If you have a website that shows “coming soon” on most pages and all you have is a page of your bio full of initials or information copied from a profile listed on a website, it probably does not do anything for you. Adding useful information and resources to your site on a regular basis will: bring more people to your website, increase chances of them returning to your website, enhance your image and credibility, and increase the chances they’ll contact and retain your firm. Having useful information on your site will increase the chances of people forwarding your site to other surfers, and the chances of getting referrals.
10. The site is not search engine friendly
If your site is not search-engine friendly, the chances of surfers finding it when they are searching for information or a family lawyer are low. You can spend thousands of dollars a month to have your site optimized. You need to determine whether you will get the return on your investment.
11. The firm selects keywords based on personal feelings
Most people choose keywords based on what they think should be used. There are tools that help you put some science into your keyword selection. These tools tell you how many people used that keyword to search for websites within the past month. Having that information will help you prioritize which keywords to use. Of course, judgment and experience matter as well.
12. The site looks dated and/or amateurish
It’s critical that you have a great website, in order to have a constant flow of high-quality clients. Your website speaks for you when you are not there to speak for yourself, so it needs to be credible.
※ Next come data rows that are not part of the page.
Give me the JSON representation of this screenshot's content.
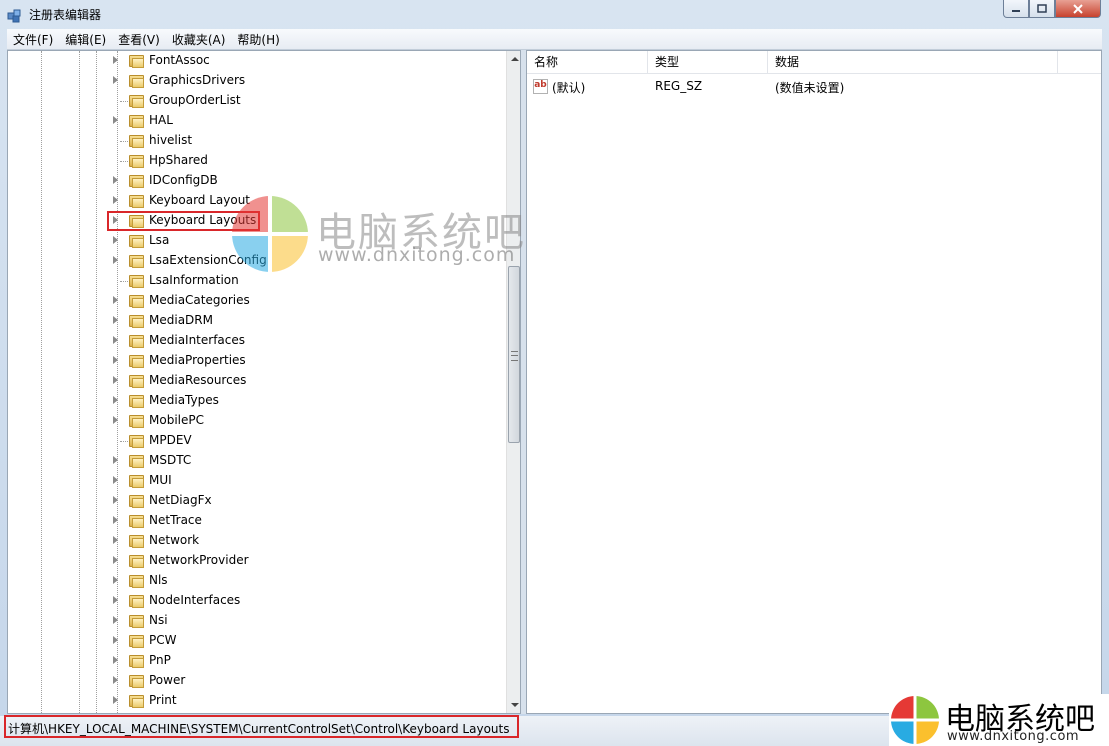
{
  "window": {
    "title": "注册表编辑器",
    "minimize_icon": "minimize-icon",
    "maximize_icon": "maximize-icon",
    "close_icon": "close-icon"
  },
  "menu": [
    "文件(F)",
    "编辑(E)",
    "查看(V)",
    "收藏夹(A)",
    "帮助(H)"
  ],
  "tree": {
    "items": [
      {
        "label": "FontAssoc",
        "expandable": true
      },
      {
        "label": "GraphicsDrivers",
        "expandable": true
      },
      {
        "label": "GroupOrderList",
        "expandable": false
      },
      {
        "label": "HAL",
        "expandable": true
      },
      {
        "label": "hivelist",
        "expandable": false
      },
      {
        "label": "HpShared",
        "expandable": false
      },
      {
        "label": "IDConfigDB",
        "expandable": true
      },
      {
        "label": "Keyboard Layout",
        "expandable": true
      },
      {
        "label": "Keyboard Layouts",
        "expandable": true,
        "selected": true
      },
      {
        "label": "Lsa",
        "expandable": true
      },
      {
        "label": "LsaExtensionConfig",
        "expandable": true
      },
      {
        "label": "LsaInformation",
        "expandable": false
      },
      {
        "label": "MediaCategories",
        "expandable": true
      },
      {
        "label": "MediaDRM",
        "expandable": true
      },
      {
        "label": "MediaInterfaces",
        "expandable": true
      },
      {
        "label": "MediaProperties",
        "expandable": true
      },
      {
        "label": "MediaResources",
        "expandable": true
      },
      {
        "label": "MediaTypes",
        "expandable": true
      },
      {
        "label": "MobilePC",
        "expandable": true
      },
      {
        "label": "MPDEV",
        "expandable": false
      },
      {
        "label": "MSDTC",
        "expandable": true
      },
      {
        "label": "MUI",
        "expandable": true
      },
      {
        "label": "NetDiagFx",
        "expandable": true
      },
      {
        "label": "NetTrace",
        "expandable": true
      },
      {
        "label": "Network",
        "expandable": true
      },
      {
        "label": "NetworkProvider",
        "expandable": true
      },
      {
        "label": "Nls",
        "expandable": true
      },
      {
        "label": "NodeInterfaces",
        "expandable": true
      },
      {
        "label": "Nsi",
        "expandable": true
      },
      {
        "label": "PCW",
        "expandable": true
      },
      {
        "label": "PnP",
        "expandable": true
      },
      {
        "label": "Power",
        "expandable": true
      },
      {
        "label": "Print",
        "expandable": true
      }
    ]
  },
  "list": {
    "columns": [
      "名称",
      "类型",
      "数据"
    ],
    "rows": [
      {
        "name": "(默认)",
        "type": "REG_SZ",
        "data": "(数值未设置)",
        "icon": "ab-string-icon"
      }
    ]
  },
  "status": {
    "path": "计算机\\HKEY_LOCAL_MACHINE\\SYSTEM\\CurrentControlSet\\Control\\Keyboard Layouts"
  },
  "watermark": {
    "title": "电脑系统吧",
    "url": "www.dnxitong.com"
  },
  "colors": {
    "highlight": "#d9272a",
    "logo_green": "#8dc63f",
    "logo_blue": "#29abe2",
    "logo_yellow": "#fbc02d",
    "logo_red": "#e53935"
  }
}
If your site was built years ago, then congratulations – you were probably ahead of the times. However, it might look dated now because technology and website-building software have improved and changed a lot over the years. Maybe it’s time for a revamp.
If a friend or relative builds websites for a living, go ahead and use them if you are paying them. But if they don’t do it for a living or you are not paying them to build your site, you may have to wait a while, and your family law practice can’t wait.
Don’t just hire a coder who has no sense of design. Your site will function, but it will have no appeal. Don’t just hire a designer who has no sense of search engine requirements. You will have a great-looking site that cannot be found on search engines. You need someone who attends to all three elements: functionality, looks, and search engine friendliness.
Martha Chan is a marketing expert for family lawyers and divorce professionals. She is a co-owner and Vice President of Marketing for Family Lawyer Magazine, Divorce Magazine and Divorce Marketing Group, a marketing agency dedicated to promoting family lawyers and divorce professionals. She is the co-host of a monthly marketing teleseminar for family lawyers and co-author of The Essential Marketing Guide for Family Lawyers. She has served as a marketing consultant to many Fortune 500 companies and countless family law firms over the past 30 years. She can be reached at 866-803-6667 x 136, or email@example.com.